Ionization energy (IE) is the energy required to remove the outer electron, also referred to as valence electron, from a gaseous atom in order to form a positive ion called a cation.
The First Ionization Energy (IE1)
The first ionization energy represents the energy required to remove the first valence electron from a given gaseous atom. For example, the first ionization energy equation for the gaseous sodium atom is written as:
The removal of an electron involves the breaking of its connection to the sodium atom. Breaking connections or bonds are an endergonic process that involves the absorption of energy. As a result, ionization energies will always be greater than zero.
Generally, ionization energy increases going from left to right across a period and increases going up any group.
However, there are exceptions that do exist for the first ionization energy of different gaseous atoms.
One exception that exists is when in the same row or period, Group 3A elements have lower ionization energy than elements in Group 3A. This is most notably seen when comparing beryllium and boron.
The electron configurations and orbital diagrams of beryllium and boron are written as:
After the first ionization energy we remove the outermost valence electron to obtain:
When it comes to an s orbital it is most stable when it is completely filled. For B+ we have a half-filled 2s orbital, which energetically is not favored. As a result, the boron atom will require more energy to remove its first valence electron than the beryllium atom.
A similar exception to the periodic trend for ionization energy can be observed when observing elements from Group 5A vs 6A.
The Other Ionization Energies (IE2 , IE3 , IE3…..)
With each additional valence electron you remove there will be an increase in ionization energy.
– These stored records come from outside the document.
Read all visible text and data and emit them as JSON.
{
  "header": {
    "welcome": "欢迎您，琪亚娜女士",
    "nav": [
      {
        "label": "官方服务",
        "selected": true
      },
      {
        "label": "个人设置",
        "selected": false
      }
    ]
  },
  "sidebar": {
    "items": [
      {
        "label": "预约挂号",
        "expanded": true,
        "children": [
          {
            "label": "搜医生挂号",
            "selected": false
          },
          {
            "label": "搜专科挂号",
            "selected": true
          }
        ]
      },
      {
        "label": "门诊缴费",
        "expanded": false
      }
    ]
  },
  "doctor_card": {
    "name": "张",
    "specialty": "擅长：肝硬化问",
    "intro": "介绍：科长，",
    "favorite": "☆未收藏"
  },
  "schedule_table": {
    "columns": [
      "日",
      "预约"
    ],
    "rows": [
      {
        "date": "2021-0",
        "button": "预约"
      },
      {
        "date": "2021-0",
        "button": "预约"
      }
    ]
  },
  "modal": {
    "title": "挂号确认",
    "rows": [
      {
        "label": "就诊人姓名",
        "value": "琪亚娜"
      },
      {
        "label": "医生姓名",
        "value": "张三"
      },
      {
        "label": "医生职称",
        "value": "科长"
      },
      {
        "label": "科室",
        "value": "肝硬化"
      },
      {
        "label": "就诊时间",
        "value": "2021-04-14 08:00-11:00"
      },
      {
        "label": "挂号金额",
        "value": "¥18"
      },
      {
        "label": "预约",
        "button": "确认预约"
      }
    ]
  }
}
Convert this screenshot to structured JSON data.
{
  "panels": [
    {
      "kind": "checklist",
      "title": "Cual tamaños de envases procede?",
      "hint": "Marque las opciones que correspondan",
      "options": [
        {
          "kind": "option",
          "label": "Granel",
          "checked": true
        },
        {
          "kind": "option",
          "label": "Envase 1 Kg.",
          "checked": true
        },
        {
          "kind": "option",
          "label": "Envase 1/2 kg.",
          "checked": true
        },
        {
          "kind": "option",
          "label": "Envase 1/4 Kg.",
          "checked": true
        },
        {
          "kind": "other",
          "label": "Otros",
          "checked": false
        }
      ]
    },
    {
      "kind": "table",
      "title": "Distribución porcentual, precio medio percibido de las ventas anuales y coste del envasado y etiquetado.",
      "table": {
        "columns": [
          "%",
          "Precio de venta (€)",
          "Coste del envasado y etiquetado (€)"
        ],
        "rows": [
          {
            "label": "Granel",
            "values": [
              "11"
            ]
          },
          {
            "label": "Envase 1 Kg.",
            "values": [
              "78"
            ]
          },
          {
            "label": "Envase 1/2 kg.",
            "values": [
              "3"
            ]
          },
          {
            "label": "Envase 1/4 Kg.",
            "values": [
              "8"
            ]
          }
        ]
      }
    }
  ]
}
Some of these increases in ionization energies can be observed in the following chart:
Based on the chart, the first ionization energy of aluminum can be observed as:
The second ionization energy is the energy required to remove an additional electron from Al+ to create Al2+.
The third ionization energy equation for Al2+ is shown as:
Notice how the energy more or less doubles or triples when going to the next ionization energy. This is the result of the number of repulsive electrons diminishing while the number of protons remaining constant. As a result, there is a greater attractive force holding onto the electrons and increasing the ionization energy.
Finally, we have the removal of the fourth electron to give the fourth ionization energy.
The noble gases are the most stable elements because they have a completely filled outer shell. When an element obtains the same number of electrons as a noble gas it reaches this new level of optimal stability and a disruption of it would result in a large investment of energy. The difference between the third and fourth ionization energy is so different because removing a fourth electron would cause Al3+ to no longer behave as a noble gas.
PRACTICE: Of the following atoms, which has the smallest second ionization energy?
Answer: “Smallest” means that the cost to remove that particular electron is low and therefore easy to do. Since it says “smallest” second ionization energy it means which element loses its second electron most easily. Because we have gone beyond the first ionization energy we must think in terms of stability.
An element from Group 2A would want to lose two electrons the most because doing so would allow them to obtain a noble gas status. This leaves Mg and Ca as the possible answers. They are both in the same group and remember going up a group causes an increase in ionization energy. Since Ca is positioned lower in Group 2A it would possess the “smallest” second ionization energy. Choice D will be the answer.
The Other Periodic Trends
Ionization Energy represents one of the major periodic trends when dealing with the electron structure of an atom. Other periodic trends involve electron affinity, effective nuclear charge, electronegativity, atomic radius and ionic radius.